> _Task_: Report how many lines of the data below contain "JSON". Give nothing besides the number.
....
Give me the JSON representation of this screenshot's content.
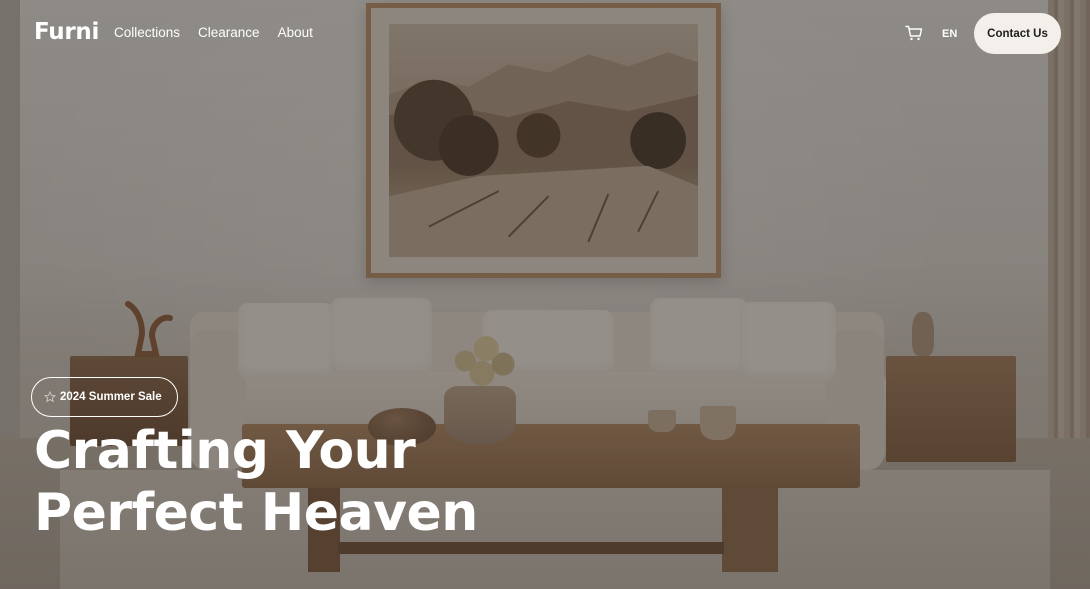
{
  "brand": {
    "name": "Furni"
  },
  "nav": {
    "links": [
      {
        "label": "Collections"
      },
      {
        "label": "Clearance"
      },
      {
        "label": "About"
      }
    ],
    "cart_icon": "shopping-cart-icon",
    "language": "EN",
    "contact_label": "Contact Us"
  },
  "hero": {
    "badge_icon": "star-icon",
    "badge_label": "2024  Summer Sale",
    "headline_line1": "Crafting Your",
    "headline_line2": "Perfect Heaven",
    "background_image": "living-room-interior-photo"
  },
  "colors": {
    "text": "#ffffff",
    "button_bg": "#f3efea",
    "button_text": "#1f1d1b",
    "overlay": "rgba(30,26,22,0.40)"
  }
}
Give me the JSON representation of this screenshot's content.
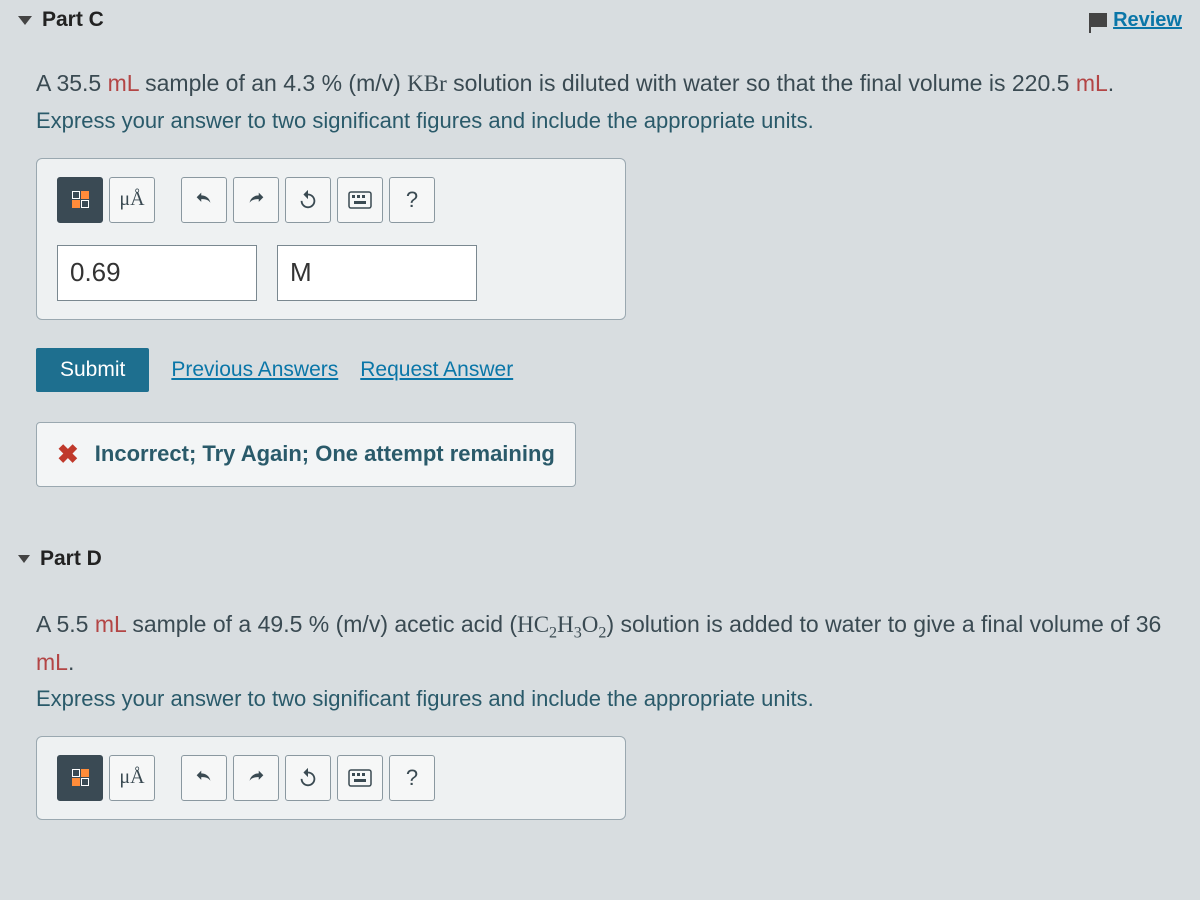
{
  "review_label": "Review",
  "partC": {
    "header": "Part C",
    "question_pre": "A 35.5 ",
    "question_unit1": "mL",
    "question_mid1": " sample of an 4.3 % (m/v) ",
    "question_chem": "KBr",
    "question_mid2": " solution is diluted with water so that the final volume is 220.5 ",
    "question_unit2": "mL",
    "question_post": ".",
    "instruction": "Express your answer to two significant figures and include the appropriate units.",
    "symbols_label": "μÅ",
    "help_label": "?",
    "value_entered": "0.69",
    "unit_entered": "M",
    "submit_label": "Submit",
    "prev_answers_label": "Previous Answers",
    "request_answer_label": "Request Answer",
    "feedback_text": "Incorrect; Try Again; One attempt remaining"
  },
  "partD": {
    "header": "Part D",
    "question_pre": "A 5.5 ",
    "question_unit1": "mL",
    "question_mid1": " sample of a 49.5 % (m/v) acetic acid (",
    "question_chem_html": "HC₂H₃O₂",
    "question_mid2": ") solution is added to water to give a final volume of 36 ",
    "question_unit2": "mL",
    "question_post": ".",
    "instruction": "Express your answer to two significant figures and include the appropriate units.",
    "symbols_label": "μÅ",
    "help_label": "?"
  }
}
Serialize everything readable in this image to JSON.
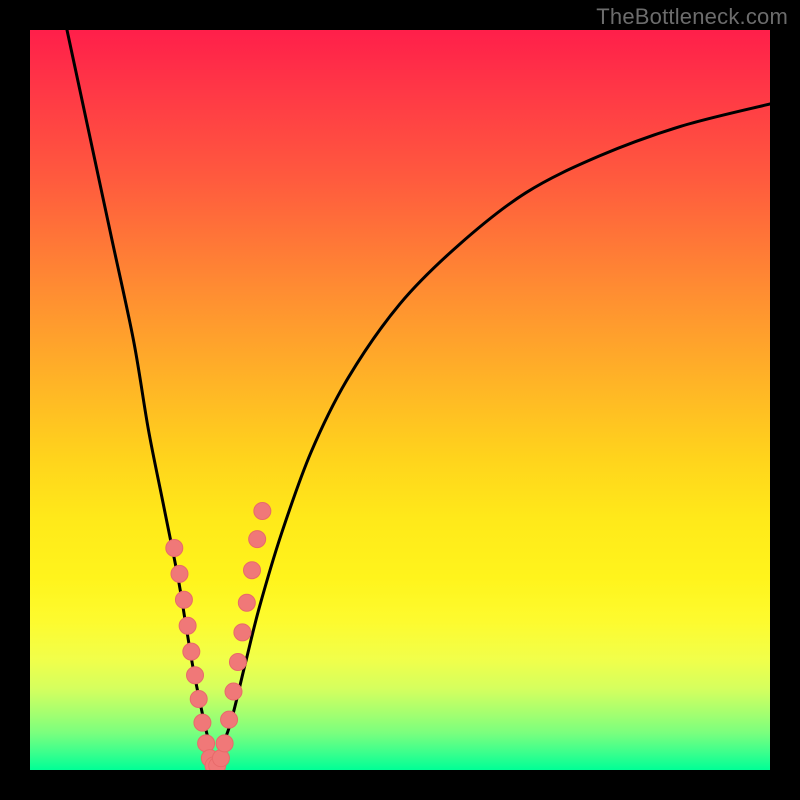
{
  "watermark": "TheBottleneck.com",
  "colors": {
    "curve": "#000000",
    "dots": "#f07878",
    "dot_stroke": "#e86a6a"
  },
  "chart_data": {
    "type": "line",
    "title": "",
    "xlabel": "",
    "ylabel": "",
    "xlim": [
      0,
      100
    ],
    "ylim": [
      0,
      100
    ],
    "grid": false,
    "legend": false,
    "series": [
      {
        "name": "bottleneck-curve-left",
        "x": [
          5,
          8,
          11,
          14,
          16,
          18,
          20,
          21,
          22,
          23,
          24,
          25
        ],
        "y": [
          100,
          86,
          72,
          58,
          46,
          36,
          26,
          20,
          14,
          9,
          4.5,
          1
        ]
      },
      {
        "name": "bottleneck-curve-right",
        "x": [
          25,
          27,
          29,
          31,
          34,
          38,
          43,
          50,
          58,
          67,
          77,
          88,
          100
        ],
        "y": [
          1,
          6,
          14,
          22,
          32,
          43,
          53,
          63,
          71,
          78,
          83,
          87,
          90
        ]
      }
    ],
    "scatter": {
      "name": "sample-points",
      "x": [
        19.5,
        20.2,
        20.8,
        21.3,
        21.8,
        22.3,
        22.8,
        23.3,
        23.8,
        24.3,
        24.8,
        25.3,
        25.8,
        26.3,
        26.9,
        27.5,
        28.1,
        28.7,
        29.3,
        30.0,
        30.7,
        31.4
      ],
      "y": [
        30.0,
        26.5,
        23.0,
        19.5,
        16.0,
        12.8,
        9.6,
        6.4,
        3.6,
        1.6,
        0.6,
        0.6,
        1.6,
        3.6,
        6.8,
        10.6,
        14.6,
        18.6,
        22.6,
        27.0,
        31.2,
        35.0
      ]
    }
  }
}
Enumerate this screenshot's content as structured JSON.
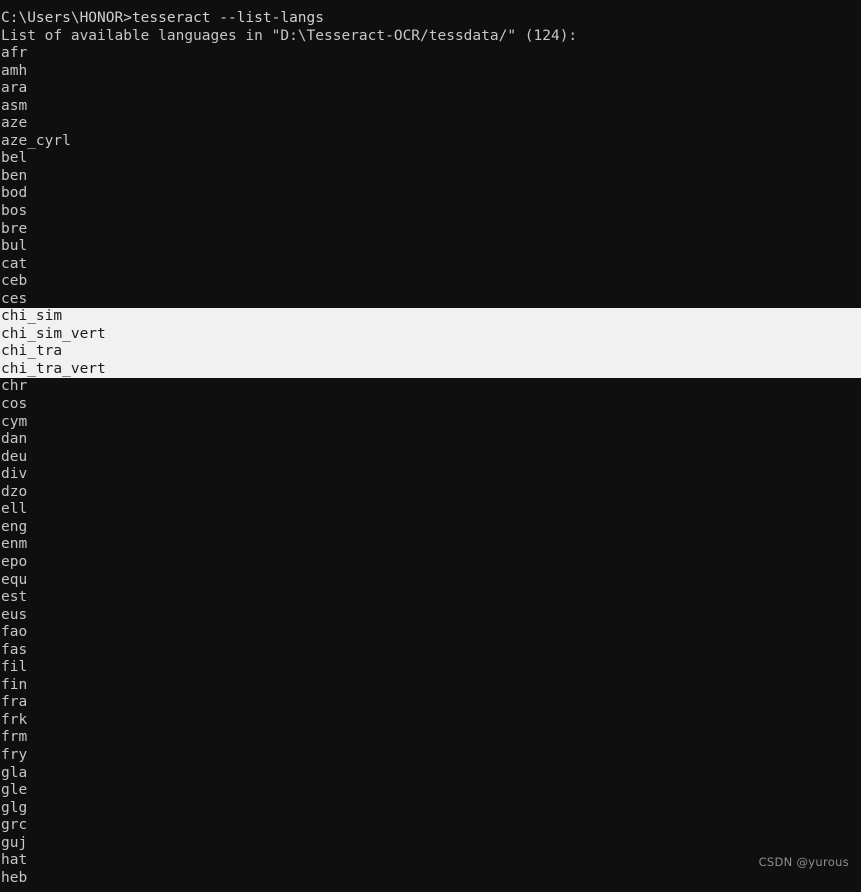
{
  "window": {
    "title": "Command Prompt",
    "background_color": "#0f0f10",
    "text_color": "#c8c6c2",
    "selection_background_color": "#f1f1f1",
    "selection_text_color": "#1c1c1c"
  },
  "terminal": {
    "prompt_line": "C:\\Users\\HONOR>tesseract --list-langs",
    "output_header": "List of available languages in \"D:\\Tesseract-OCR/tessdata/\" (124):",
    "prompt_path": "C:\\Users\\HONOR",
    "prompt_symbol": ">",
    "command": "tesseract --list-langs",
    "tessdata_path": "D:\\Tesseract-OCR/tessdata/",
    "language_count": "124",
    "languages": [
      "afr",
      "amh",
      "ara",
      "asm",
      "aze",
      "aze_cyrl",
      "bel",
      "ben",
      "bod",
      "bos",
      "bre",
      "bul",
      "cat",
      "ceb",
      "ces",
      "chi_sim",
      "chi_sim_vert",
      "chi_tra",
      "chi_tra_vert",
      "chr",
      "cos",
      "cym",
      "dan",
      "deu",
      "div",
      "dzo",
      "ell",
      "eng",
      "enm",
      "epo",
      "equ",
      "est",
      "eus",
      "fao",
      "fas",
      "fil",
      "fin",
      "fra",
      "frk",
      "frm",
      "fry",
      "gla",
      "gle",
      "glg",
      "grc",
      "guj",
      "hat",
      "heb"
    ],
    "selected_languages": [
      "chi_sim",
      "chi_sim_vert",
      "chi_tra",
      "chi_tra_vert"
    ]
  },
  "watermark": {
    "text": "CSDN @yurous"
  }
}
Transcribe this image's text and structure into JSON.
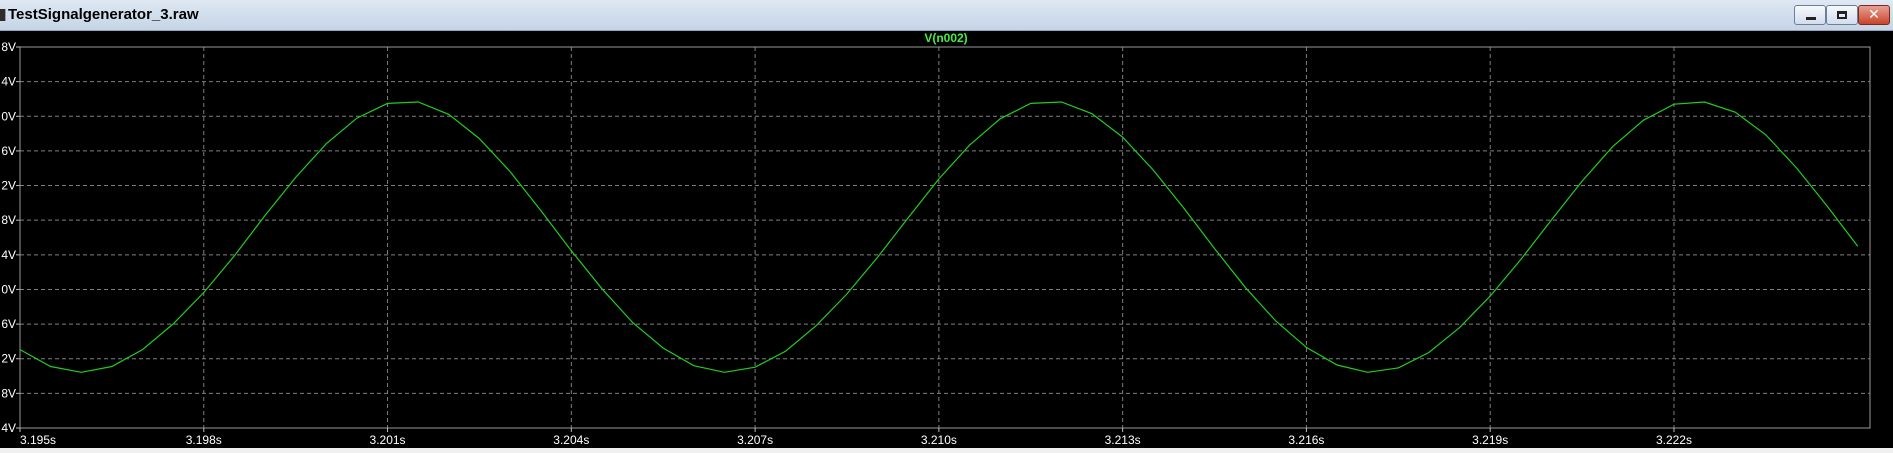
{
  "window": {
    "title": "TestSignalgenerator_3.raw",
    "minimize_glyph": "minimize-icon",
    "maximize_glyph": "maximize-icon",
    "close_glyph": "✕"
  },
  "colors": {
    "background": "#000000",
    "grid": "#7f7f7f",
    "trace": "#22cc22",
    "axis_text": "#ffffff",
    "trace_title": "#44ee44"
  },
  "chart_data": {
    "type": "line",
    "title": "V(n002)",
    "xlabel": "",
    "ylabel": "",
    "grid": true,
    "xlim": [
      3.195,
      3.2252
    ],
    "ylim": [
      -4.4,
      0.8
    ],
    "x_ticks": [
      "3.195s",
      "3.198s",
      "3.201s",
      "3.204s",
      "3.207s",
      "3.210s",
      "3.213s",
      "3.216s",
      "3.219s",
      "3.222s"
    ],
    "y_ticks": [
      "8V",
      "4V",
      "0V",
      "6V",
      "2V",
      "8V",
      "4V",
      "0V",
      "6V",
      "2V",
      "8V",
      "4V"
    ],
    "series": [
      {
        "name": "V(n002)",
        "x": [
          3.195,
          3.1955,
          3.196,
          3.1965,
          3.197,
          3.1975,
          3.198,
          3.1985,
          3.199,
          3.1995,
          3.2,
          3.2005,
          3.201,
          3.2015,
          3.202,
          3.2025,
          3.203,
          3.2035,
          3.204,
          3.2045,
          3.205,
          3.2055,
          3.206,
          3.2065,
          3.207,
          3.2075,
          3.208,
          3.2085,
          3.209,
          3.2095,
          3.21,
          3.2105,
          3.211,
          3.2115,
          3.212,
          3.2125,
          3.213,
          3.2135,
          3.214,
          3.2145,
          3.215,
          3.2155,
          3.216,
          3.2165,
          3.217,
          3.2175,
          3.218,
          3.2185,
          3.219,
          3.2195,
          3.22,
          3.2205,
          3.221,
          3.2215,
          3.222,
          3.2225,
          3.223,
          3.2235,
          3.224,
          3.2245,
          3.225
        ],
        "y": [
          -3.33,
          -3.56,
          -3.64,
          -3.56,
          -3.33,
          -2.98,
          -2.55,
          -2.05,
          -1.5,
          -0.98,
          -0.52,
          -0.17,
          0.03,
          0.05,
          -0.12,
          -0.45,
          -0.9,
          -1.43,
          -1.98,
          -2.5,
          -2.96,
          -3.31,
          -3.55,
          -3.64,
          -3.57,
          -3.35,
          -3.0,
          -2.57,
          -2.07,
          -1.53,
          -1.0,
          -0.54,
          -0.18,
          0.03,
          0.05,
          -0.11,
          -0.43,
          -0.88,
          -1.4,
          -1.95,
          -2.48,
          -2.94,
          -3.3,
          -3.54,
          -3.64,
          -3.58,
          -3.37,
          -3.03,
          -2.6,
          -2.1,
          -1.56,
          -1.03,
          -0.56,
          -0.2,
          0.02,
          0.05,
          -0.09,
          -0.4,
          -0.85,
          -1.37,
          -1.92
        ]
      }
    ]
  }
}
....
> _Solution to the problem_: 5